** Data shown follows **
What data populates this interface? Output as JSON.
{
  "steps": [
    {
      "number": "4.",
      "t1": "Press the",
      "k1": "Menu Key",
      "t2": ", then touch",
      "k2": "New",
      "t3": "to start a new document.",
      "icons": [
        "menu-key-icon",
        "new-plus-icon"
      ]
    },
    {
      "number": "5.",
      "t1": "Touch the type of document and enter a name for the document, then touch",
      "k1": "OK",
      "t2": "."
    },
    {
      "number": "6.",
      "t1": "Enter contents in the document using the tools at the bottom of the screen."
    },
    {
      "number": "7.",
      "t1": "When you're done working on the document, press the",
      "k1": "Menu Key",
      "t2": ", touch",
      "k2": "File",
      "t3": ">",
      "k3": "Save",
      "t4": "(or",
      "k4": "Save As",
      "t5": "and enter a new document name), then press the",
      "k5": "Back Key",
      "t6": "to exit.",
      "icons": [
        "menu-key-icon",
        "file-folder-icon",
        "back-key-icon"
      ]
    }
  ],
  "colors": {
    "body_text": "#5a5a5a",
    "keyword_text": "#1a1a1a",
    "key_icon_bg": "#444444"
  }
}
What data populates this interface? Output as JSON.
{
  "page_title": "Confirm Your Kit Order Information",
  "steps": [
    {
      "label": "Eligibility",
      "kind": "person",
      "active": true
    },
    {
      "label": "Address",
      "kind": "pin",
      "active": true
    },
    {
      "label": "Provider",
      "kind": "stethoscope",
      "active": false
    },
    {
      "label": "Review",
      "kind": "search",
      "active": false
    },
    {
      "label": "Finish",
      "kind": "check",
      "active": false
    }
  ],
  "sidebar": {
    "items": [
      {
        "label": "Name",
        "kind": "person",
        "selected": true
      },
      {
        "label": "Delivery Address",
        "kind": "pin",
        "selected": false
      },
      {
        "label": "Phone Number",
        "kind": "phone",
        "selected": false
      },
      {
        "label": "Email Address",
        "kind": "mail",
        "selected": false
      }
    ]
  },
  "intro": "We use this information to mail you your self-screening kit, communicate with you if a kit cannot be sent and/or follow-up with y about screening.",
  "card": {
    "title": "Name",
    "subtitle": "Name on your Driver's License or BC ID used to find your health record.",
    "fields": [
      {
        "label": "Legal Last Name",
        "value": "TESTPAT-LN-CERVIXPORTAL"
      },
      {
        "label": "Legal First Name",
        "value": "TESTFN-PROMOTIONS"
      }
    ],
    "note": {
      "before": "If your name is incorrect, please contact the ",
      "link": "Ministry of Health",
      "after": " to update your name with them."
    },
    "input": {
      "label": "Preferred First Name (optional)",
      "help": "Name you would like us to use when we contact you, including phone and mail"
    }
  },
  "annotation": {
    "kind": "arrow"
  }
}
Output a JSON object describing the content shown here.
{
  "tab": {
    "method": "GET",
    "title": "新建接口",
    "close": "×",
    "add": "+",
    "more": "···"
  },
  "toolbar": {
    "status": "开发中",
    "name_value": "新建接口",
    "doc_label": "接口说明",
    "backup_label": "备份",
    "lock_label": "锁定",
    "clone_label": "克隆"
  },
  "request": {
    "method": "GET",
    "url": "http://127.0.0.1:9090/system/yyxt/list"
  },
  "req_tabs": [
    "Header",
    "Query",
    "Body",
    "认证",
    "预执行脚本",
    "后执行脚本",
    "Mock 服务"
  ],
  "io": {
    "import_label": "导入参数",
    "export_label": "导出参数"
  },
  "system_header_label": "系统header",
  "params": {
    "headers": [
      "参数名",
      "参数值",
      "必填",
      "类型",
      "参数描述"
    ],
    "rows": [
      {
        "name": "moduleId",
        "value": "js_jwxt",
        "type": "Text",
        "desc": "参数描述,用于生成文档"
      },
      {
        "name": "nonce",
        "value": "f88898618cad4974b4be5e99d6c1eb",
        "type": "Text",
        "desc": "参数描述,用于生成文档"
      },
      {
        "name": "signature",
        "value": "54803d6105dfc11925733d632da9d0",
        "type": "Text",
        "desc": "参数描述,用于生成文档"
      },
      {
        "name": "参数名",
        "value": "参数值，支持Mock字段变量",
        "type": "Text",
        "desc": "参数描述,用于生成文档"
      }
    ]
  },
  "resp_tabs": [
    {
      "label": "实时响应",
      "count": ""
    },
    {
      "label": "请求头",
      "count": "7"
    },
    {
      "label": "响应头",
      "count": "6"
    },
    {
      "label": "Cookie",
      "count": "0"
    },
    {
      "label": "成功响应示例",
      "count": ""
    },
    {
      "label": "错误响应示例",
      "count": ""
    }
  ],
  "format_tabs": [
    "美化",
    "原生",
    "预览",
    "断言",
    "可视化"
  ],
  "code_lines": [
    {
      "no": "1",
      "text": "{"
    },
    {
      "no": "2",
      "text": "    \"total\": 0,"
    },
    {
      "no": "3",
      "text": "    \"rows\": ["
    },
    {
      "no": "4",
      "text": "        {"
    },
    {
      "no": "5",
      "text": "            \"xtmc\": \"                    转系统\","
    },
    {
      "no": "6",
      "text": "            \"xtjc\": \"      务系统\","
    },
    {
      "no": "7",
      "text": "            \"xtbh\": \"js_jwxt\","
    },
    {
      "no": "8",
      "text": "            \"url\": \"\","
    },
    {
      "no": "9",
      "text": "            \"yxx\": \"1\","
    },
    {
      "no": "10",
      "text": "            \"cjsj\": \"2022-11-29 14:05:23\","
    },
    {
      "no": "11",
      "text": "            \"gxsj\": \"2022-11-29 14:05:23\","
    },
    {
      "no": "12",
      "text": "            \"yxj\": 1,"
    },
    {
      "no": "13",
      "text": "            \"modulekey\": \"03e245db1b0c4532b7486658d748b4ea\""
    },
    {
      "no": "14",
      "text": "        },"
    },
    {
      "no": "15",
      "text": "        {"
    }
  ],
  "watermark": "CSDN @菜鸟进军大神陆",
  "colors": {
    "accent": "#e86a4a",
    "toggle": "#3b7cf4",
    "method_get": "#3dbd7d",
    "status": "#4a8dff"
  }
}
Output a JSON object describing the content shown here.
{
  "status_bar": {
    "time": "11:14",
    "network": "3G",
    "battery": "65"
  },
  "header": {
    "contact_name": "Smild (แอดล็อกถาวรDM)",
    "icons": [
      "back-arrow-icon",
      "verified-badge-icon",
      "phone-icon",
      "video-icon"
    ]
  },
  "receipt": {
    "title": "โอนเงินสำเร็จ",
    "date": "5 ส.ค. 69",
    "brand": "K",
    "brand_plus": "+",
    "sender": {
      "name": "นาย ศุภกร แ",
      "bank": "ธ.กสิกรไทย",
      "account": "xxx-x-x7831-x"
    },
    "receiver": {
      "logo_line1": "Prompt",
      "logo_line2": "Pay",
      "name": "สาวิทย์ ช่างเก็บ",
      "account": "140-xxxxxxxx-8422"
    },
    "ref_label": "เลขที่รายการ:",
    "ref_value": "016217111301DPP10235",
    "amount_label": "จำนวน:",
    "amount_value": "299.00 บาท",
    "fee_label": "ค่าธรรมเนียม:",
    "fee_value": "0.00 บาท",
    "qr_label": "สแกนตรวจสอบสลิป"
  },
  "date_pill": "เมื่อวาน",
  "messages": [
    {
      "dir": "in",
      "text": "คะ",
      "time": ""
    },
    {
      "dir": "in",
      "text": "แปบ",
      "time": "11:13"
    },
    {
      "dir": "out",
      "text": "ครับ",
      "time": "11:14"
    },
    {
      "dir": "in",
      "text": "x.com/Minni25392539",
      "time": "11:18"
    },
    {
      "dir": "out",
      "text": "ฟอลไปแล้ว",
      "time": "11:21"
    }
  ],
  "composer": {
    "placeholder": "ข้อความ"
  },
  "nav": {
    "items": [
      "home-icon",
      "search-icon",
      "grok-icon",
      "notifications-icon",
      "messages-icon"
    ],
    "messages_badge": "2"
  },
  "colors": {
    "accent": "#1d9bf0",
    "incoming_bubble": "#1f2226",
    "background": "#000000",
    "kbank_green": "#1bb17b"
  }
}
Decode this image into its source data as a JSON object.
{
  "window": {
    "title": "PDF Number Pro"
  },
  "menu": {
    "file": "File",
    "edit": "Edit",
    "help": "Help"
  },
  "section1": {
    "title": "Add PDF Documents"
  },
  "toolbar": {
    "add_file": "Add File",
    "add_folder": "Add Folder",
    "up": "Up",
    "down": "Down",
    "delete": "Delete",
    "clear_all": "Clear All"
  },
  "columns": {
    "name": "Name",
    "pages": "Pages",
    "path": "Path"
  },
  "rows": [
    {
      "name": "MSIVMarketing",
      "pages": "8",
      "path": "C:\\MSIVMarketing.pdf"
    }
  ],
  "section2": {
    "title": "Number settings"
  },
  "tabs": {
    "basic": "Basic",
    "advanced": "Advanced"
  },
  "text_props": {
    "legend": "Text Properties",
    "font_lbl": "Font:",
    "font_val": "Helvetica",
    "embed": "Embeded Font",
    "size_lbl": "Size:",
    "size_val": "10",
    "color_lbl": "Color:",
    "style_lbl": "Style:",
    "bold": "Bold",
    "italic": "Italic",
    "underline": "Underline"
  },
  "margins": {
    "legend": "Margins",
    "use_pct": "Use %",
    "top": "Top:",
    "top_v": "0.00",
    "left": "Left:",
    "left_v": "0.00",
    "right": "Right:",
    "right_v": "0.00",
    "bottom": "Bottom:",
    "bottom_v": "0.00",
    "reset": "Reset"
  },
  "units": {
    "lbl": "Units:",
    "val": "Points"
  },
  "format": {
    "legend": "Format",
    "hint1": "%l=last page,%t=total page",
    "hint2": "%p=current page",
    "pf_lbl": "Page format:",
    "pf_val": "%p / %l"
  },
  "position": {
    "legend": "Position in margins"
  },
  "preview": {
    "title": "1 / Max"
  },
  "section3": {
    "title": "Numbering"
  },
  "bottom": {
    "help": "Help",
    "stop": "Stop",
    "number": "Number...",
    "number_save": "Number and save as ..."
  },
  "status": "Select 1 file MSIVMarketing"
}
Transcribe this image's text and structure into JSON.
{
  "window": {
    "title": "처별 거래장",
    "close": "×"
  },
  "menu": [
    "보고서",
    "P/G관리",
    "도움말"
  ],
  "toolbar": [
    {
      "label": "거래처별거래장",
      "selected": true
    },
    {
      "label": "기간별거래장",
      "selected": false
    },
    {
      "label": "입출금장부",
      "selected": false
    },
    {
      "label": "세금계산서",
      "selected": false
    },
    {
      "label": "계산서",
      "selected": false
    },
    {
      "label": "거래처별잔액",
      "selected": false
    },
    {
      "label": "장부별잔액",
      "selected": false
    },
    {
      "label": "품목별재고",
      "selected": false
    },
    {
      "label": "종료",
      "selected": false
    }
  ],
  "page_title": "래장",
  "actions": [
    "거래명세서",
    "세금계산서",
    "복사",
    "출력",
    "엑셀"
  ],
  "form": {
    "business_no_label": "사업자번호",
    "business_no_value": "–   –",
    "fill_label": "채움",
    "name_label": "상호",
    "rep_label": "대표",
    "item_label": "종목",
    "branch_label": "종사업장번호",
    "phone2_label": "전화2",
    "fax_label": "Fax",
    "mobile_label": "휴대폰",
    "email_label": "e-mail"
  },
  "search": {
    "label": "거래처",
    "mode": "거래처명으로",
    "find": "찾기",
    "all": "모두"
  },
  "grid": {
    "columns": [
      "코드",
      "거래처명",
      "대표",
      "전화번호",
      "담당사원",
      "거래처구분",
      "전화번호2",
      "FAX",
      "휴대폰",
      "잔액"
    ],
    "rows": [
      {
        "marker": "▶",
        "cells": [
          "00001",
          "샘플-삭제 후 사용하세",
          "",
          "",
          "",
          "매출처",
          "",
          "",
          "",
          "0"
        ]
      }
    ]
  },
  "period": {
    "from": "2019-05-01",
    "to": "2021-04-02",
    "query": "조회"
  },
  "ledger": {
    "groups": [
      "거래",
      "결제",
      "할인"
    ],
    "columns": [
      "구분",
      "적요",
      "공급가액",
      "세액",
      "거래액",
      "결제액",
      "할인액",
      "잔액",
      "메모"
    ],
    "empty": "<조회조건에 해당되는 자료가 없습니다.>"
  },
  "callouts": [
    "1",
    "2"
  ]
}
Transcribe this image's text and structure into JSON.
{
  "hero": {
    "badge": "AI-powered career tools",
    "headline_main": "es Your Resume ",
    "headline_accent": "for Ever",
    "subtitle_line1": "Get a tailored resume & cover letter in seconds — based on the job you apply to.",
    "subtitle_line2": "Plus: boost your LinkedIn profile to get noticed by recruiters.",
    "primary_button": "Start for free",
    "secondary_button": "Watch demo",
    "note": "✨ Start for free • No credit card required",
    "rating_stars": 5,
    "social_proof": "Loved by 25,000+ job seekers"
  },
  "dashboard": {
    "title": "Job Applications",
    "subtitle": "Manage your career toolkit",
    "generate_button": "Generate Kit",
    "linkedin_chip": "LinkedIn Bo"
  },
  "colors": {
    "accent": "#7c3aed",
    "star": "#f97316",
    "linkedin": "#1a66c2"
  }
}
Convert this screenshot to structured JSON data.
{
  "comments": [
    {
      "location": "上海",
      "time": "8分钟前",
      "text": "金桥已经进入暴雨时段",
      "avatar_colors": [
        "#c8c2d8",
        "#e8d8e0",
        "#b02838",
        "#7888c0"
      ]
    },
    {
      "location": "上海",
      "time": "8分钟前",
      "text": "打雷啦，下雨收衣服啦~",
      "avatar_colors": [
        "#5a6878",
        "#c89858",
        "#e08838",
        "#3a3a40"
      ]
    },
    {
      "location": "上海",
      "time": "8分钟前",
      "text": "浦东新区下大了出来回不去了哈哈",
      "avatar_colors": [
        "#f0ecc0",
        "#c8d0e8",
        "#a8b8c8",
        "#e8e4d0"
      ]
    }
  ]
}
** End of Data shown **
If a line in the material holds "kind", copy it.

      "kind": "person",
      "kind": "pin",
      "kind": "stethoscope",
      "kind": "search",
      "kind": "check",
        "kind": "person",
        "kind": "pin",
        "kind": "phone",
        "kind": "mail",
    "kind": "arrow"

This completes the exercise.